 For all of the assertions that Traveller combat is deadly, I have to note that a while back on the Citizens of the Imperium board I asked how often did players have PCs get killed in a game, and most of the answers were "not that often". Perhaps they just heeded the advice to Run Away, or depended more on sneaking about than fighting. 

However, the following weapons, if encountered, should be avoided:

The PGMP/FGMP series of 'high energy' weapons.  The least bad of this lot will dish out 12d damage, enough to kill an average PC twice (average 42 dmg vs stats 777[21]). 

The VRF Gauss gun. This is a fully automatic hopper-fed rail gun spraying 10 round bursts. Whole squads can get mowed down in one round by this one. Duck and cover!

The Gauss rifle. One of the most popular weapons in the game. Semi or full auto, integrated electronic sights, 4D damage with autofire bonuses and an Armor DM profile to make the lowly shotgun jealous. 

The LAG (light assault gun). A modern rifle in old flintlock calibers (.60+). Multiple ammo types and good range. 

Laser Rifles. They've got good armor DMs, except against Reflec, and great range, and are available by TL 9. 5D damage has almost a 1 in 4 chance to kill an average PC in one shot.

The lowly shotgun. Nothing says Traveller like Shotguns in Space. Range isn't great, Armor DM's aren't great, but against weak armor a 4D blast will put you on the mat in a hurry. And they're legal just about everywhere, and so low-tech that you can find them anywhere.

Please note that with even the basic, simplified CT rules on wounding and recovery, if two stats are reduced to zero [777>bang> 070], the PC is unconscious and without Medical-3 care recovery is not possible. Auto pistols are capable of inflicting this level of damage, so treat the big guns with respect.  With the advanced medical rules detailed in JTAS 11, we get the deterioration rule which ticks off additional wound points if aid is not rendered pronto. So the advice to sneak and run is well worth heeding.


  1. As I understand it, the question of Game Balance in D&D is not just about characters having encounters which they have a chance to defeat but also about characters relative to other characters. Because while D&D has levels and claims that different characters of the same level are comparably effective, that is largely not the case. Classes may in some cases either effective or useless in nearly all situations, or may vary greatly depending on the type of challenge. When you combine that with a level system wherein high level characters can survive situations that are certain to kill lower level ones, or can trivially kill enemies that their lower level counterparts are outclassed by, That mix of massive power inflation and massive power disparities among D&D characters means that the game needs some reasonably objective measure of power.

    A legitimate comparison in Traveller would be devising a challenge for a group where some characters had battle dress, grav belts, and PGMPs; others had flak jackets and shotguns; and some had revolvers and a large suite of psionic powers. And those are abilities that they have because of the character they are rather than the equipment they have. Also, high level ones can survive several shots with a PGMP-14, regardless of whether they're in armour or not.

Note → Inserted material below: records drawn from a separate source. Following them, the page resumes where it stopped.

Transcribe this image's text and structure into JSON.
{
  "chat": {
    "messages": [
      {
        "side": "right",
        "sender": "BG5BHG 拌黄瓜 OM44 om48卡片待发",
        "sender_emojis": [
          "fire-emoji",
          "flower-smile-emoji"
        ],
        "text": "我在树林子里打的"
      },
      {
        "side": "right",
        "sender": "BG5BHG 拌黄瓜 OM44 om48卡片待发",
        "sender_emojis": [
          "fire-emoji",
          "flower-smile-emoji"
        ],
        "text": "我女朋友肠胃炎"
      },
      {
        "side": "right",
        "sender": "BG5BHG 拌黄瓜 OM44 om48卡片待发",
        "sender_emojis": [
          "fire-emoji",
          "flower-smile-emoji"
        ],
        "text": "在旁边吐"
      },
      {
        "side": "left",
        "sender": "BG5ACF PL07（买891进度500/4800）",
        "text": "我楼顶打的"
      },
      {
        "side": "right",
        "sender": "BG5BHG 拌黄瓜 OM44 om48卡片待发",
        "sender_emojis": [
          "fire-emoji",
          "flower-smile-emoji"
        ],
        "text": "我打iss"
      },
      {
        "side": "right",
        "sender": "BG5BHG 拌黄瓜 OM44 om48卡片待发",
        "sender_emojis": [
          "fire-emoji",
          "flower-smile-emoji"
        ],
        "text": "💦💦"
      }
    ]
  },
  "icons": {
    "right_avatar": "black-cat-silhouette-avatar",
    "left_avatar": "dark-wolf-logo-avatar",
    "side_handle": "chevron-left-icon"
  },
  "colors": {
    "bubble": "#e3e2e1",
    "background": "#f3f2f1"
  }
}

  2. I agree 100% This meshes well with my opinion about death and lethality in old-school RPGs, such as here:

  3. Yep. I'd add, though, that the various adventure seeds in 76 Patrons were categorized by how many people were in the adventuring party (and in a few cases further qualified by required skills), and Mercenary-style Tickets were similarly classed by size of the mercenary group.

    I'd further add that the Traveller rules presume that the Referee knows what characters their players have, and that any necessary adjustments can be done by the Referee to suit the particular situation. Not a lot of that is needed, in my opinion, because in the end it all comes down to cleverness and determination, not so much to numbers on the page.